The Carnegie family of institutions honored nine distinguished philanthropists with the 10th Carnegie Medal of Philanthropy at a ceremony at The New York Public Library on October 15, 2019. The medalists were recognized for their extraordinary impact in addressing some of society’s most entrenched problems and for carrying on the philanthropic vision of Andrew Carnegie to do “real and permanent good in this world.” This year’s celebration was a capstone to a series of events commemorating the centenary of the great philanthropist’s death. The honorees are:

To begin the festivities, a bagpiper led the procession of the medalists into the Celeste Bartos Forum to the tune of “Scotland the Brave,” a tribute to Andrew Carnegie’s Scottish heritage.

“We gather here today, not only to recognize nine extraordinary individuals, but also to celebrate Andrew Carnegie — a man whose revolutionary vision and philanthropic impact has spanned generations,” said Tony Marx, the president of The New York Public Library, welcoming the guests.

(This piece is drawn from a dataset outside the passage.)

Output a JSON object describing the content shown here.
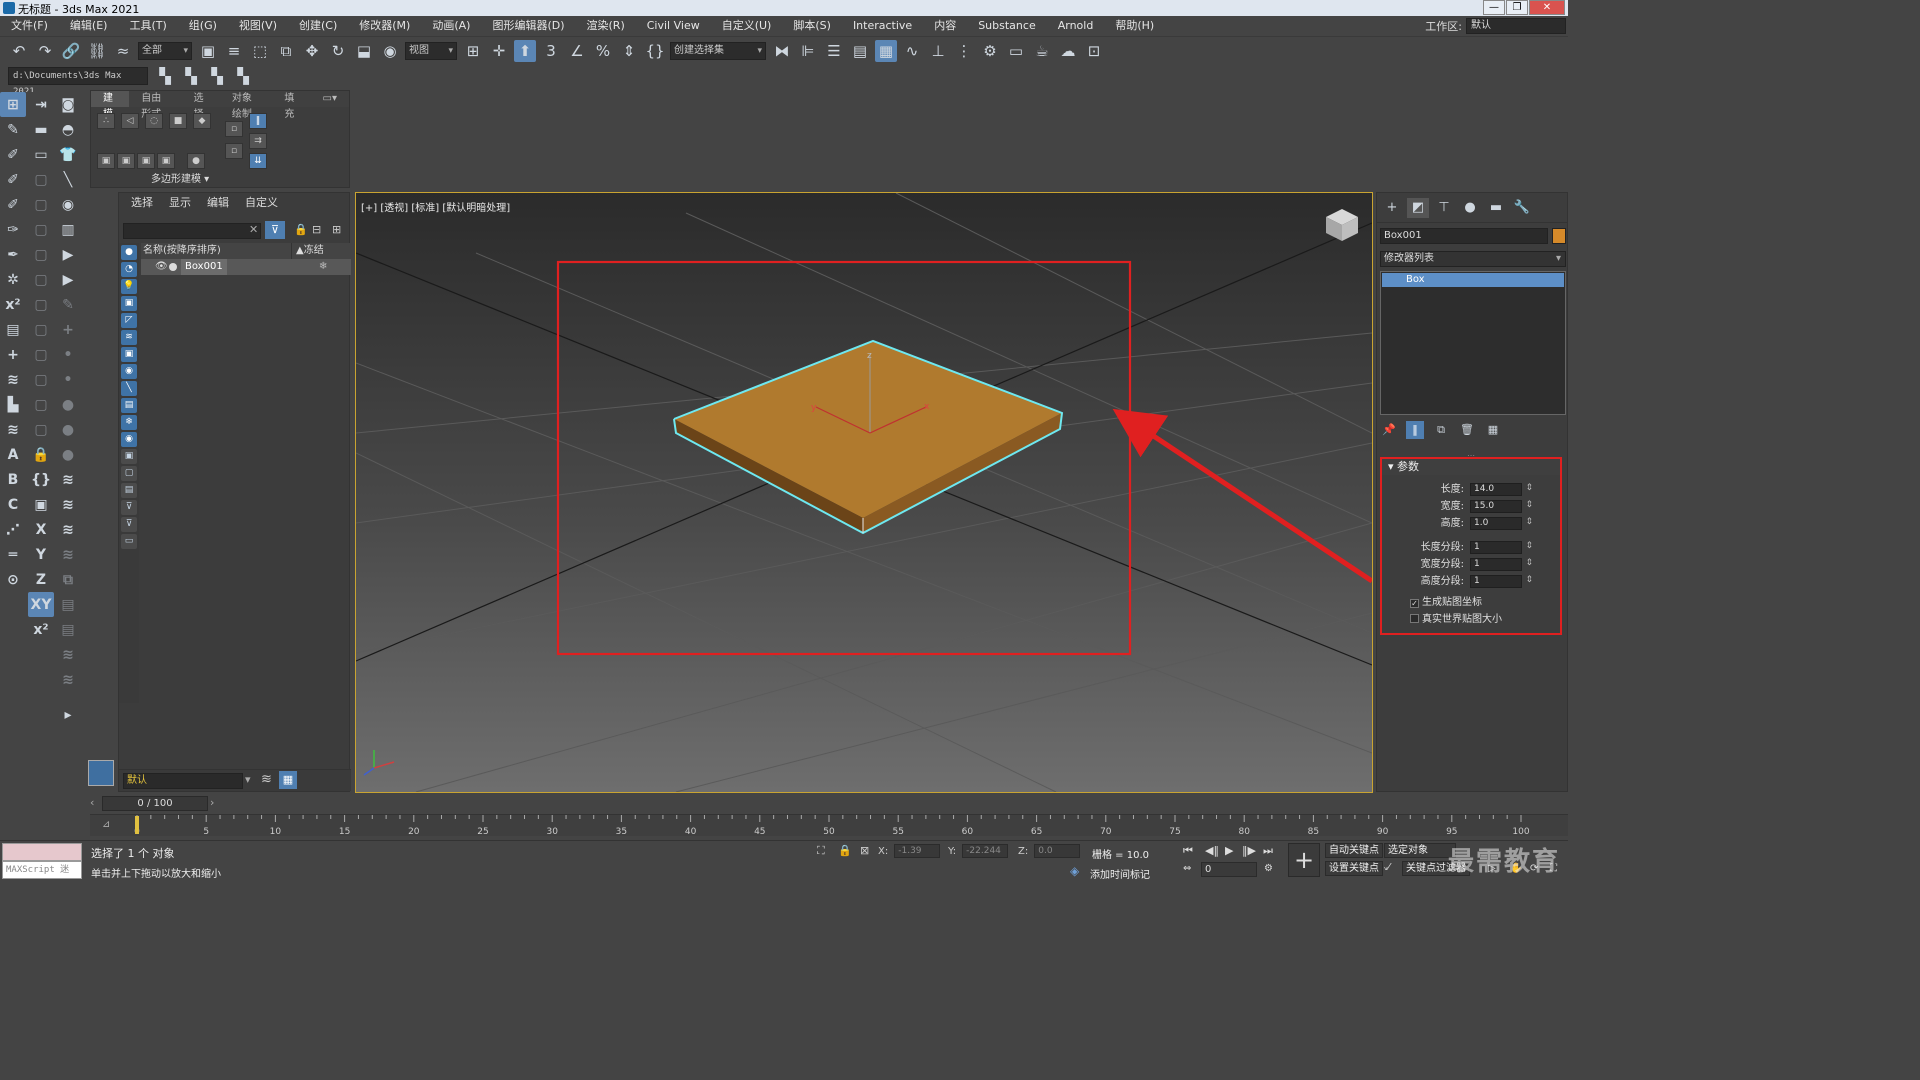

Marx introduced Vartan Gregorian, the president of Carnegie Corporation New York, who thanked those who were following in Carnegie’s footsteps. “Were he here today, Andrew Carnegie would have saluted the philanthropists who are in our midst — especially past and present Carnegie Medal of Philanthropy recipients,” said Gregorian. “He would have been gratified by your vision, compassion, and commitment to humanity.”

Gregorian next introduced William Thomson, the great-grandson of Andrew Carnegie and chairman emeritus of the Carnegie UK Trust, who reflected on Andrew Carnegie’s belief “that mankind could achieve greater things” and “his commitment to contributing to … ensure the betterment of society.” Thomson then introduced Reverend Maryann R. Rennie, who spoke on the life, legacy, and influence of Andrew Carnegie.

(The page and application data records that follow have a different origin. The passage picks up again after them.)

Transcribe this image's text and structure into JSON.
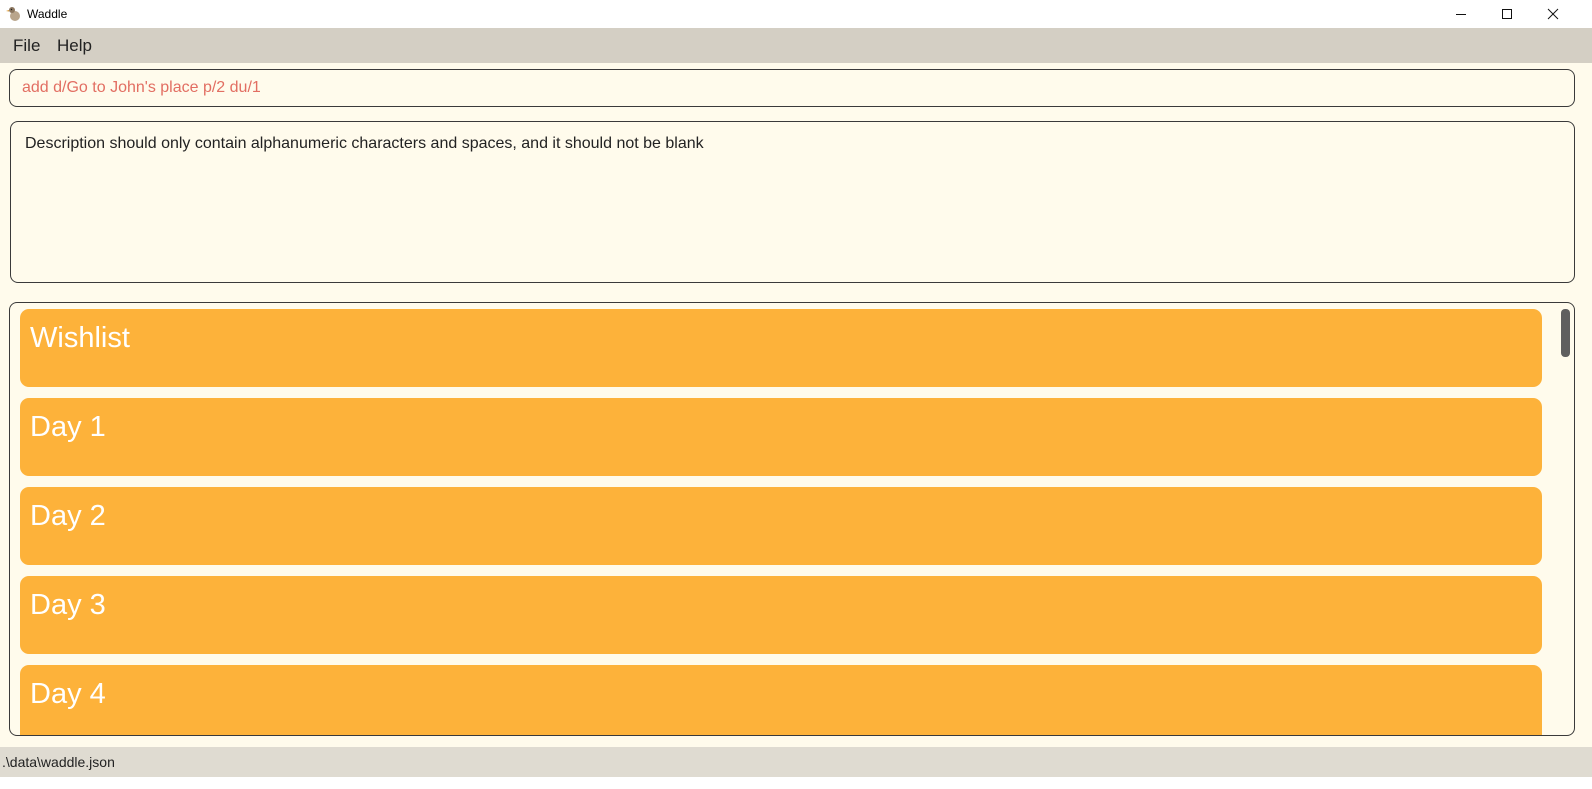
{
  "window": {
    "title": "Waddle",
    "controls": [
      "minimize",
      "maximize",
      "close"
    ]
  },
  "menu": {
    "items": [
      {
        "label": "File"
      },
      {
        "label": "Help"
      }
    ]
  },
  "command": {
    "value": "add d/Go to John's place p/2 du/1",
    "text_color": "#e26e62"
  },
  "result": {
    "message": "Description should only contain alphanumeric characters and spaces, and it should not be blank"
  },
  "itinerary": {
    "card_color": "#fdb23a",
    "items": [
      {
        "label": "Wishlist"
      },
      {
        "label": "Day 1"
      },
      {
        "label": "Day 2"
      },
      {
        "label": "Day 3"
      },
      {
        "label": "Day 4"
      }
    ]
  },
  "status": {
    "file_path": ".\\data\\waddle.json"
  }
}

After the opening remarks, Citizens of the Blues, a quartet featuring some of the finest young musicians on the New York jazz scene, performed for the guests.

The day’s master of ceremonies, award-winning journalist Judy Woodruff, touched on the incredible power of philanthropy and the transformative work of the medalists. Woodruff noted the impact of the 2019 medalists at a time when society is facing serious threats to peace and progress. She said, “Each of the medalists is helping others to discover, understand, and build a better future for all of us. Their philanthropy is delivering life-changing benefits today, and its impact will be felt for many generations to come.”

All of the medalists were introduced with a video demonstrating their impact as told through the experience of a beneficiary of their giving.


On a sad note, Morton L. Mandel was unable to attend the Carnegie Medal of Philanthropy awards ceremony due to a sudden illness, and Jehuda Reinharz, president of the Jack, Joseph, and Morton Mandel Foundation, accepted the medal on his behalf. Later in the day, Carnegie Corporation of New York was informed that Mr. Mandel had passed away on October 16, 2019, the same day that his philanthropic legacy was formally recognized by his being honored with the Carnegie Medal of Philanthropy. The entire family of Carnegie institutions expresses its condolences to the family, friends, and colleagues of Morton L. Mandel.

The medal ceremony also featured the premiere of Carnegie Medal of Philanthropy: Andrew Carnegie’s Legacy of Giving. Narrated by Candice Bergen, this new film reflects on the impact of Carnegie’s philanthropy over the course of the past 100 years, and how we might forge the future of Carnegie’s legacy in the coming century. Following the film, Citizens of the Blues performed “Crossing the Bar,” giving the audience a moment to meditate and reflect on the video tribute.

The ceremony concluded with the reminder that the Carnegie Medal of Philanthropy is meant to inspire us all to act “for the good of the people,” a mantra by which Andrew Carnegie lived.

More Stories